Traditionally, Fengshui would apply to one’s house orientation and the correct placement of household furniture, fittings and other contents to ensure household harmony and good fortune but nowadays it also applies to public buildings like offices, hotels, hospitals, condominiums and so forth.
With the rapid economic expansion of China in recent decades and its emergence as an economic superpower second only to the US, Chinese soft powers including Fengshui have now spread to some Western countries especially the US where there is growing number of Fengshui adherents including senior politicians, Hollywood celebrity movie stars and producers, captains of industry and other elites.
Many would be surprised that among its very staunch supporters and practitioners is the overly impatient, fickle-minded and aggressive Donald Trump, who is the current president of the United States no less.
I will now cite two interesting cases where Fengshui had brought good fortune and prosperity to a top-end 5-star hotel and the owner of a suburban bungalow in Singapore.
Despite its very good location at the corner of the busy Orchard and Scott Roads, this high-rise Grand Hyatt Hotel, with superb facilities and amenities, was losing money for several years since its opening in the 1970s contrary to expectations.
Then another more able and farsighted expatriate general manager took over and decided to consult a leading Fengshui master there to see whether the Chinese geomancy art could be applied to improve its business fortune. The Fengshui expert, after inspecting the hotel premises, found that the front entrance into this hotel had a wrong facing but could be modified by slanting it at a certain angle so that wealth would flow into the premises.
This was promptly done with good press coverage. True enough, the hotel’s business soon improved significantly and it had never looked back from then on. Today, Grand Hyatt is one of the leading top hotels there and its room occupancy rate remains high and all its restaurants and other facilities and amenities too are very well patronised throughout the year.
The hotel is owned by His Royal Highness the Sultan of Brunei. One of its hotel floors is always reserved exclusively for him and family and his senior aides and close friends.
The second case concerns an English-educated owner of a suburban corner bungalow with its front directly facing a steep downward road. After he and family had lived there for a short time, the owner’s business enterprise turnover began to decline continually.

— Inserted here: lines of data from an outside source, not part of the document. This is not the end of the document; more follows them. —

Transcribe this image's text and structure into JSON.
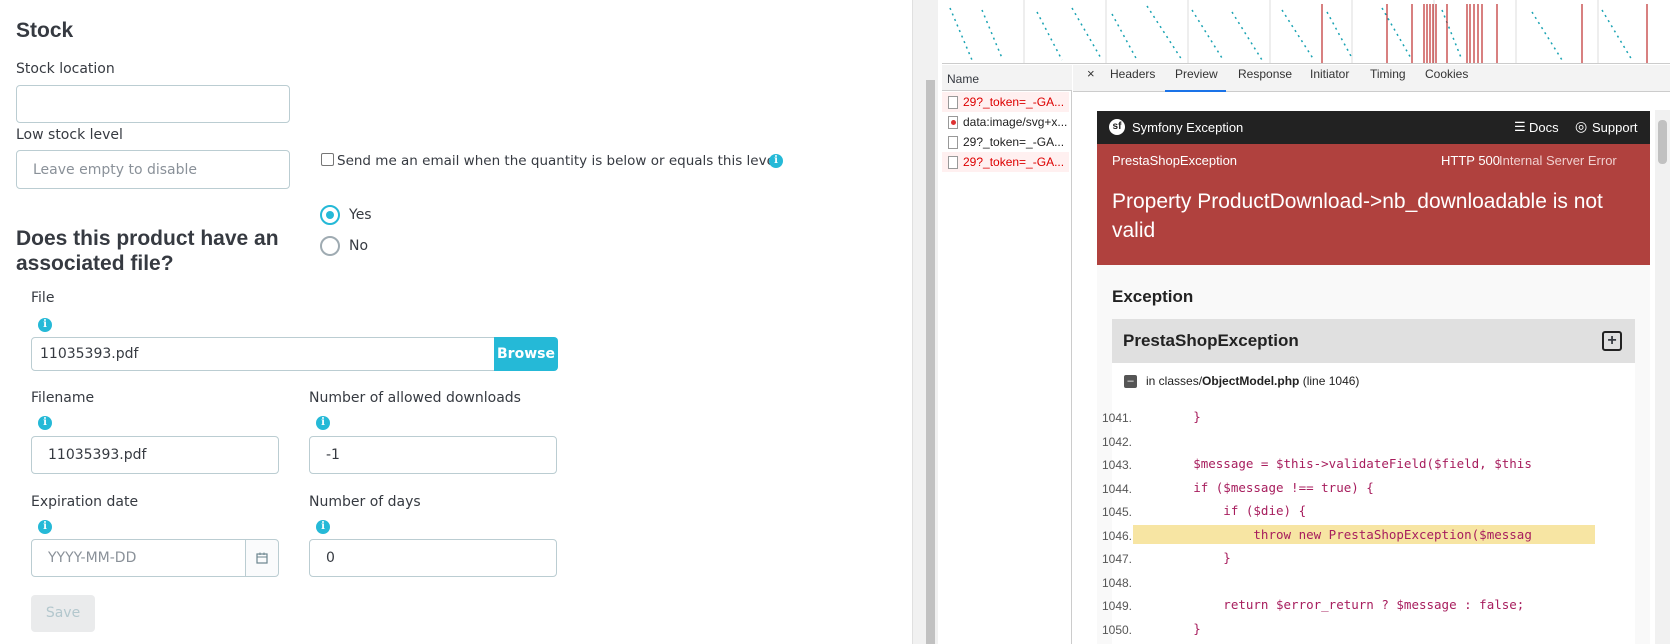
{
  "form": {
    "stock_heading": "Stock",
    "stock_location_label": "Stock location",
    "stock_location_value": "",
    "low_stock_label": "Low stock level",
    "low_stock_placeholder": "Leave empty to disable",
    "email_alert_label": "Send me an email when the quantity is below or equals this level",
    "email_alert_checked": false,
    "file_question": "Does this product have an associated file?",
    "radio_yes": "Yes",
    "radio_no": "No",
    "radio_selected": "Yes",
    "file_label": "File",
    "file_value": "11035393.pdf",
    "browse_label": "Browse",
    "filename_label": "Filename",
    "filename_value": "11035393.pdf",
    "allowed_downloads_label": "Number of allowed downloads",
    "allowed_downloads_value": "-1",
    "expiration_label": "Expiration date",
    "expiration_placeholder": "YYYY-MM-DD",
    "days_label": "Number of days",
    "days_value": "0",
    "save_label": "Save",
    "info_glyph": "i"
  },
  "devtools": {
    "name_header": "Name",
    "close_glyph": "×",
    "tabs": [
      "Headers",
      "Preview",
      "Response",
      "Initiator",
      "Timing",
      "Cookies"
    ],
    "active_tab": "Preview",
    "requests": [
      {
        "name": "29?_token=_-GA...",
        "error": true
      },
      {
        "name": "data:image/svg+x...",
        "error": false
      },
      {
        "name": "29?_token=_-GA...",
        "error": false
      },
      {
        "name": "29?_token=_-GA...",
        "error": true
      }
    ]
  },
  "exception": {
    "brand": "Symfony Exception",
    "docs_label": "Docs",
    "support_label": "Support",
    "class_name": "PrestaShopException",
    "http_code": "HTTP 500",
    "http_text": "Internal Server Error",
    "message": "Property ProductDownload->nb_downloadable is not valid",
    "section_title": "Exception",
    "trace_title": "PrestaShopException",
    "trace_in": "in classes/",
    "trace_file": "ObjectModel.php",
    "trace_line": "(line 1046)",
    "code_lines": [
      {
        "n": "1041.",
        "text": "        }"
      },
      {
        "n": "1042.",
        "text": ""
      },
      {
        "n": "1043.",
        "text": "        $message = $this->validateField($field, $this"
      },
      {
        "n": "1044.",
        "text": "        if ($message !== true) {"
      },
      {
        "n": "1045.",
        "text": "            if ($die) {"
      },
      {
        "n": "1046.",
        "text": "                throw new PrestaShopException($messag"
      },
      {
        "n": "1047.",
        "text": "            }"
      },
      {
        "n": "1048.",
        "text": ""
      },
      {
        "n": "1049.",
        "text": "            return $error_return ? $message : false;"
      },
      {
        "n": "1050.",
        "text": "        }"
      }
    ],
    "highlight_line": "1046."
  },
  "colors": {
    "accent": "#25b9d7",
    "error_red": "#b0413e",
    "symfony_bar": "#222222",
    "highlight": "#f7e5a3"
  }
}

One of his closest friends then advised him to consult a leading Fengshui expert to see if Chinese geomancy art could help to improve his business operation. He accepted the advice of his good friend and the latter then introduced him to a top Fengshui practitioner there.
After viewing this property, the Fengshui expert immediately pinpointed the problem was due to the property facing the steep downhill road because his wealth would then flow out of his house.
Conversely, if the same house had faced an upward incline road, wealth would then start flowing into his house. To remedy the adverse situation, he then advised that the owner must immediately demolish his house and to rebuild a new one with a correct facing in line with houses on the road right behind his own property.
He promptly acted on the expert advice given and demolished his house and rebuilt a new one in its place. True enough again, his business enterprise turnover soon began to improve significantly, which more than offset the high cost of rebuilding his new bungalow.
Whether you accept Fengshui as a pure geomancy art, a quasi science or simply dismiss it as a superstitious rubbish, you and you alone must decide and make your decision accordingly.
I thank you for your patience in listening to my rather rambling presentation and I wish you a pleasant evening of good food and fellowship of your other FOFA members.
Lam Pin Foo